During the delay, the Sooners sat solemnly in their dugout, waiting on the drizzle to pass, while the Tide players danced and cheered, firing up the stagnant Alabama faithful that had made the trip to Oklahoma City.
That was all the inspiration the Tide needed, which came storming back as soon as play resumed.
Senior Amanda Locke sent a double to left field that scored senior Kendall Dawson, then junior Courtney Conley doubled up the middle to score Locke and tie the game. It looked like the inning would end when senior Jazlyn Lunceford hit a routine groundball to the shortstop, but a throwing error scored Dawson and put the Tide ahead.
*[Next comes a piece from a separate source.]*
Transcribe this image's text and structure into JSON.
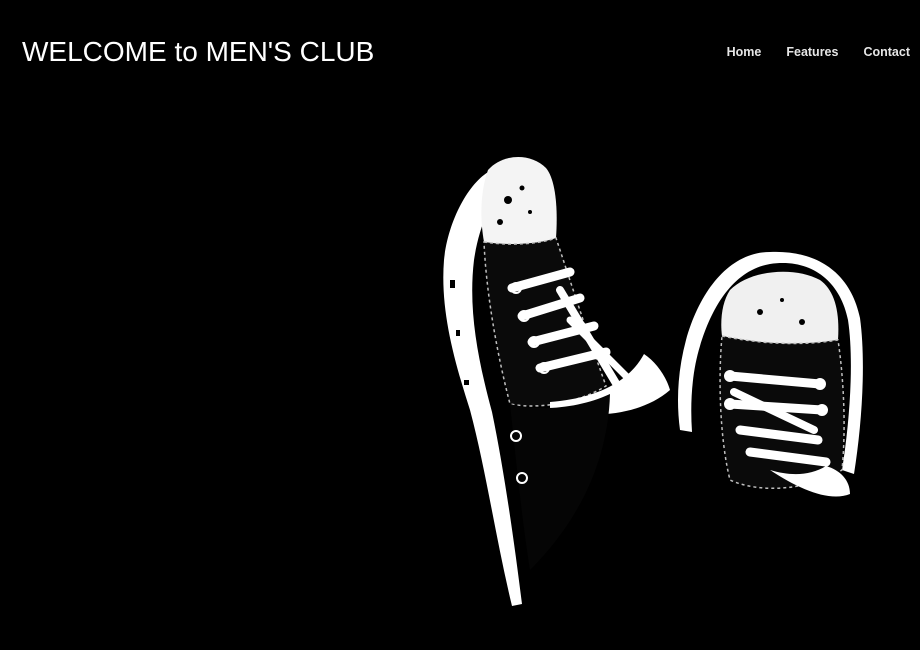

“That rally was incredible,” Murphy told ESPN’s Holly Rowe after the game. “That’s the story with this group. They never give up.”
Alabama right-hander Jackie Traina capped her historic season with another bend-but-don’t-break performance in the circle. Traina, who was named the Women’s College World Series Most Outstanding Player, pitched all seven innings, allowing four earned runs on just five hits. She also struck out six and set the school record for strikeouts in a season.
The fourth-inning rally proved to be the turning point in a game that Oklahoma dominated from the start.
The Sooners struck first and struck often, starting with a solo home run from Ricketts in the second inning. In the third, Lauren Chamberlain hit a two-run shot that put the Sooners up 3-0 and appeared to shatter the morale of an Alabama team that entered the game with a sharp focus.
But the brief delay seemed to ignite the fire put out by the early scores and proved to be the difference in the winner-take-all game three.
The Tide added an insurance run in the fifth inning on an RBI single from Traina. Oklahoma hit a solo home run in the seventh to bring the game within one, but Traina, as she has all year, regrouped and struck out the next batter to win the championship.